I met her when she was 25, and we dated nearly four years until finally breaking up just a couple months before she turned 30. I know I’ve sounded pretty negative in this answer, but in the first couple years the relationship was so good that I thought she was marriage material, but her insecurity and negativity became such a problem later on that despite my attempts to be supportive and make it work, we eventually had to part ways. I really thought we were meant to be together so I probably let things go on for much longer than was wise, in retrospect. At one point, I thought maybe we could make it work as a joint venture, with her doing the modeling and speaking and industry relationships, and I would handle the finance and “business” pieces, but her negativity and insecurity about everything had totally poisoned things between us so much by then that I just couldn’t handle it anymore.
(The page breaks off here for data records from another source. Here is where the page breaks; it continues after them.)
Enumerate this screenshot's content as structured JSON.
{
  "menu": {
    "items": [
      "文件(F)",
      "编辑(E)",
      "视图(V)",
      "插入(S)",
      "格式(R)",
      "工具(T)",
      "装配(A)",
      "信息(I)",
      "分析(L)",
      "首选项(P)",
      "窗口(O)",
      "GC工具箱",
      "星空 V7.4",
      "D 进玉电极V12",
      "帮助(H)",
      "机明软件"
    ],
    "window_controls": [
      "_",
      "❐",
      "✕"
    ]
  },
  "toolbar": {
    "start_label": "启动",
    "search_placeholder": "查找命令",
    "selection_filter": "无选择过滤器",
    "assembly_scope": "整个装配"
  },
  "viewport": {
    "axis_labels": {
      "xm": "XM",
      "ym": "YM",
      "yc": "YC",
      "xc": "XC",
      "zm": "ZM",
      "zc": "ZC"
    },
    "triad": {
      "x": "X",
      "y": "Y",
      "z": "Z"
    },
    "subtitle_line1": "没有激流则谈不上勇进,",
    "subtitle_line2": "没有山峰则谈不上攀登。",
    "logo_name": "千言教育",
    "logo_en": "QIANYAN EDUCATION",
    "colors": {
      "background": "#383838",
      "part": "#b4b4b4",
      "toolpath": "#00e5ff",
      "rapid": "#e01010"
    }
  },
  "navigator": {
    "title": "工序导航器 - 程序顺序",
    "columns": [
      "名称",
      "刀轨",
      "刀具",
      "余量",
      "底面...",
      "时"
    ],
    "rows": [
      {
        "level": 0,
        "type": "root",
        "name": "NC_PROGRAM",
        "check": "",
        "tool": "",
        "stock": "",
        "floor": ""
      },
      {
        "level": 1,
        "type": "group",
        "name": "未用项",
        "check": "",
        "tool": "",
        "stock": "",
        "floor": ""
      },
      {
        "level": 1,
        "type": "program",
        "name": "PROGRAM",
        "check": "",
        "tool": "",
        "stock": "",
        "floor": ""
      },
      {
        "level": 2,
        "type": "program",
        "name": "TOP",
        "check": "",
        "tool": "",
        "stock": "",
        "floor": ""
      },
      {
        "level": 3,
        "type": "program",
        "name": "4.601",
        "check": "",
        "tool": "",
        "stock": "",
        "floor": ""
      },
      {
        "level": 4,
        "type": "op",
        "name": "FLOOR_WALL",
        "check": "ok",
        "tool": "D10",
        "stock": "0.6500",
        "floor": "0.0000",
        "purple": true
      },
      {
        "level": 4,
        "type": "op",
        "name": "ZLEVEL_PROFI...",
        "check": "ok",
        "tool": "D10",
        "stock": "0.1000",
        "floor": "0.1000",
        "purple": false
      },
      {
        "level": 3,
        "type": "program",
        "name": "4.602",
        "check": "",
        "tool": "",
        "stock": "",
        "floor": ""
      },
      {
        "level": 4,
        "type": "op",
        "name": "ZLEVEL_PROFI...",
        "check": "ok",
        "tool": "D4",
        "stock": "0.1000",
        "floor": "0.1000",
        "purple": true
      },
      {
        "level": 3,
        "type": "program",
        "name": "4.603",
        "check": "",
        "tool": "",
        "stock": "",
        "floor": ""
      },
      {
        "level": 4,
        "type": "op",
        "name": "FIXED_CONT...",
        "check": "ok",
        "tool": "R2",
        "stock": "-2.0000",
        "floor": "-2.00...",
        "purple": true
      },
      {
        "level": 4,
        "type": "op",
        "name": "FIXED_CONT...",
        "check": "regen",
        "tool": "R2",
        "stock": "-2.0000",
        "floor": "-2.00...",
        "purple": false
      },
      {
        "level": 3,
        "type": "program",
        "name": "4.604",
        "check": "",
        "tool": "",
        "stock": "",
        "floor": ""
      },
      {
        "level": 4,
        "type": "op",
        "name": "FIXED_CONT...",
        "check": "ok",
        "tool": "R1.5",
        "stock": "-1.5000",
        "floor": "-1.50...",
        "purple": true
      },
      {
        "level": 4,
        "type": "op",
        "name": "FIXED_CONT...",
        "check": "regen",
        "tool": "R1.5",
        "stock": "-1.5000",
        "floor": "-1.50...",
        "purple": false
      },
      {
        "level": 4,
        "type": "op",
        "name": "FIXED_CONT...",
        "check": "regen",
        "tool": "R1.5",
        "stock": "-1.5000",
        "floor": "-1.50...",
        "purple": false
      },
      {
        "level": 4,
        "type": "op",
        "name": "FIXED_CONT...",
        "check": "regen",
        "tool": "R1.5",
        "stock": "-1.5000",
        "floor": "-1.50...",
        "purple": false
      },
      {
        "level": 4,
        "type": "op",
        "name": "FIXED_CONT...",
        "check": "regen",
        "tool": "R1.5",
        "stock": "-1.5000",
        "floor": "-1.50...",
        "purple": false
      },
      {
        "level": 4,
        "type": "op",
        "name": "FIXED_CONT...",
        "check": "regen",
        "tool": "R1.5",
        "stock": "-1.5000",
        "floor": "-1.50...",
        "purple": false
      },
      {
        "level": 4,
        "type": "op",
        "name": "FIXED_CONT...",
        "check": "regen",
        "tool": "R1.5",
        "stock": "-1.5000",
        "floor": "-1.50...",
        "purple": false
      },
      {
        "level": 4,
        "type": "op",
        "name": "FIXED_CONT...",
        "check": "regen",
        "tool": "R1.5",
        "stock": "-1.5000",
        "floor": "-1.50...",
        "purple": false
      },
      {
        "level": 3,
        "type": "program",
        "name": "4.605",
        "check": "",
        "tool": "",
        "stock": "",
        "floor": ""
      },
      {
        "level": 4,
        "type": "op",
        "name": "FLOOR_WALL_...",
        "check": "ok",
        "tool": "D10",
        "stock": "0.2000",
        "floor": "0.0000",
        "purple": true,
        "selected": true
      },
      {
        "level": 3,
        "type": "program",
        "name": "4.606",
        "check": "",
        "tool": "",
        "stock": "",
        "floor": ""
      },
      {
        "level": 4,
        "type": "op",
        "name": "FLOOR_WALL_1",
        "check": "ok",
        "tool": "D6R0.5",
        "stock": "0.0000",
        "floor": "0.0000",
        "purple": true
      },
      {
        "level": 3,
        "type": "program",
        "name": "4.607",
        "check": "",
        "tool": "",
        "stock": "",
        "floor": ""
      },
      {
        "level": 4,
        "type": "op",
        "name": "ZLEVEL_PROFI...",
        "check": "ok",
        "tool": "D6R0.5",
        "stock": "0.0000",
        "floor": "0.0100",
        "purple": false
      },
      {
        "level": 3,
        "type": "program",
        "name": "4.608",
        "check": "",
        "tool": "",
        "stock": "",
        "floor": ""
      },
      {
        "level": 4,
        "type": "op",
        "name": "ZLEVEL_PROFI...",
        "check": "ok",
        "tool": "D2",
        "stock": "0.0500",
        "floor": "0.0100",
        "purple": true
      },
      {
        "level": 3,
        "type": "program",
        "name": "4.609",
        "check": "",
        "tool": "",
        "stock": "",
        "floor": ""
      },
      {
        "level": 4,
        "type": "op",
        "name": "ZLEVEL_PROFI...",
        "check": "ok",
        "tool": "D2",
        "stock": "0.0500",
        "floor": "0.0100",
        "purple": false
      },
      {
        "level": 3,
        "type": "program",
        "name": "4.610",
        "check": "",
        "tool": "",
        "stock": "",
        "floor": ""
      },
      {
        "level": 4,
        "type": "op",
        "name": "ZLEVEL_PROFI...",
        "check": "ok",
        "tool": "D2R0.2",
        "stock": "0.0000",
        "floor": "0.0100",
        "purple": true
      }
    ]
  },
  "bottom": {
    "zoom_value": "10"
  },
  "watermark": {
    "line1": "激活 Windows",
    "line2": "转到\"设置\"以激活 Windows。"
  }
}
One funny postscript is that my mom perhaps recognized this before I did, and (to my chagrin at the time) tried to set me up with various hometown girls when I would visit for holidays. Finally, I met someone when I was home for Christmas when my mom, before I could stop her, introduced me as “my son, who is dating the supermodel” to a girl I’d been friends with in high school, which of course got her to talk to me. She now says she was impressed not because I was dating a supermodel, but because I was helping her with her finances and “good with business,” and now she is my fiancee.